### PROBLEM DESCRIPTION
The required output is a copy of each line in the material below that includes "group".

### EXCERPTED DATA
====
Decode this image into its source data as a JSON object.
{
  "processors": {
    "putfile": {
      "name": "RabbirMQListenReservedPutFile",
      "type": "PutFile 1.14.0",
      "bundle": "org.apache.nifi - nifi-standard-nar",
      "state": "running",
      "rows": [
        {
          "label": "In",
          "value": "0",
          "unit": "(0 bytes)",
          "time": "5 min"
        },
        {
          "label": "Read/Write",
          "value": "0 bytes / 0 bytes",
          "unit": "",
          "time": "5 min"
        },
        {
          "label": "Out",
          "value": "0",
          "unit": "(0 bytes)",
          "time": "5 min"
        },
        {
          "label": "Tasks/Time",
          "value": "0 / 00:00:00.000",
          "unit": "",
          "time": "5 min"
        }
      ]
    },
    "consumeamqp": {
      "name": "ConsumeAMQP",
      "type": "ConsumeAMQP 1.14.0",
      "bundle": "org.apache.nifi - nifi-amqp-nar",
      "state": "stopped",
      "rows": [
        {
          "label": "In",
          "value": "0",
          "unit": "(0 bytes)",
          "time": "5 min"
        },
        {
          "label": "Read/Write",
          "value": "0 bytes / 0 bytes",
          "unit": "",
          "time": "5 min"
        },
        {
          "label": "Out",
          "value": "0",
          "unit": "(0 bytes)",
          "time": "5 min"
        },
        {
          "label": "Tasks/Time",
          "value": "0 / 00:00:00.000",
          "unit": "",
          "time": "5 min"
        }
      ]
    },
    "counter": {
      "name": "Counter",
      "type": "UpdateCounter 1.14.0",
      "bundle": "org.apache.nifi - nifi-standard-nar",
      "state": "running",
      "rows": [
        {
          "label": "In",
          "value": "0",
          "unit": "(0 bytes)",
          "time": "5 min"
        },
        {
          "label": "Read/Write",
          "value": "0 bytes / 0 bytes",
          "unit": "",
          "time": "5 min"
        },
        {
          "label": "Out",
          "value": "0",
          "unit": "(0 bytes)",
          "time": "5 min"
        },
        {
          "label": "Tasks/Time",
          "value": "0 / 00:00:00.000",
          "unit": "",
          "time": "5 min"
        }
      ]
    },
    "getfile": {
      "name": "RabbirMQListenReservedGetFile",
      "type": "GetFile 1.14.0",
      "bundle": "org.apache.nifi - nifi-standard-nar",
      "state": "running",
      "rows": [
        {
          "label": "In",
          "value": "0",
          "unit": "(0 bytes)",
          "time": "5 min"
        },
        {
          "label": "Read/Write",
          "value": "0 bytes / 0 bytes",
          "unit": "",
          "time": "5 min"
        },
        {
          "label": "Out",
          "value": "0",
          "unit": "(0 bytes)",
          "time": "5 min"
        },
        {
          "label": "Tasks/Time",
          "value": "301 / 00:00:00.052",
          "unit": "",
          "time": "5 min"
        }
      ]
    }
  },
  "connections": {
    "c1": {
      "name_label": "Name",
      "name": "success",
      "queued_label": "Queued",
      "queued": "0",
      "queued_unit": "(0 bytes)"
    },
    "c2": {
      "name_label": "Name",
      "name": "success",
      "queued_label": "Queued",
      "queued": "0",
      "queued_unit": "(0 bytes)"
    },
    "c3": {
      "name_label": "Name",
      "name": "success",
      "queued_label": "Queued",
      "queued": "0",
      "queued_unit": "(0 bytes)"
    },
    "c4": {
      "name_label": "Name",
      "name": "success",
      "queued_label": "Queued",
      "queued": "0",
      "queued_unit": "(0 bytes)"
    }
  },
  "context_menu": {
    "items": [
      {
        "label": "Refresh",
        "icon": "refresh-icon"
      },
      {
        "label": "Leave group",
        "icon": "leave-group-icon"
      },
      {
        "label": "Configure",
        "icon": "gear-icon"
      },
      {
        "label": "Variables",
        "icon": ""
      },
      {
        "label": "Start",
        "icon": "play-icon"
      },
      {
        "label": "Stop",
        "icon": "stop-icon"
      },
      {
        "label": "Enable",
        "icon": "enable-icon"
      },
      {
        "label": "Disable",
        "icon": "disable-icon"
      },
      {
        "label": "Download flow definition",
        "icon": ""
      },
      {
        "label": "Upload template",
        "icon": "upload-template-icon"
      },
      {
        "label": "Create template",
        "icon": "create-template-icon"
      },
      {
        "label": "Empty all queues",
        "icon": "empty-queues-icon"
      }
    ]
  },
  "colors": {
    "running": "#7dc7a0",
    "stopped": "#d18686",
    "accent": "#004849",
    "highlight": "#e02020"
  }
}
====
### RESULT OF THIS TASK
        "label": "Leave group",
        "icon": "leave-group-icon"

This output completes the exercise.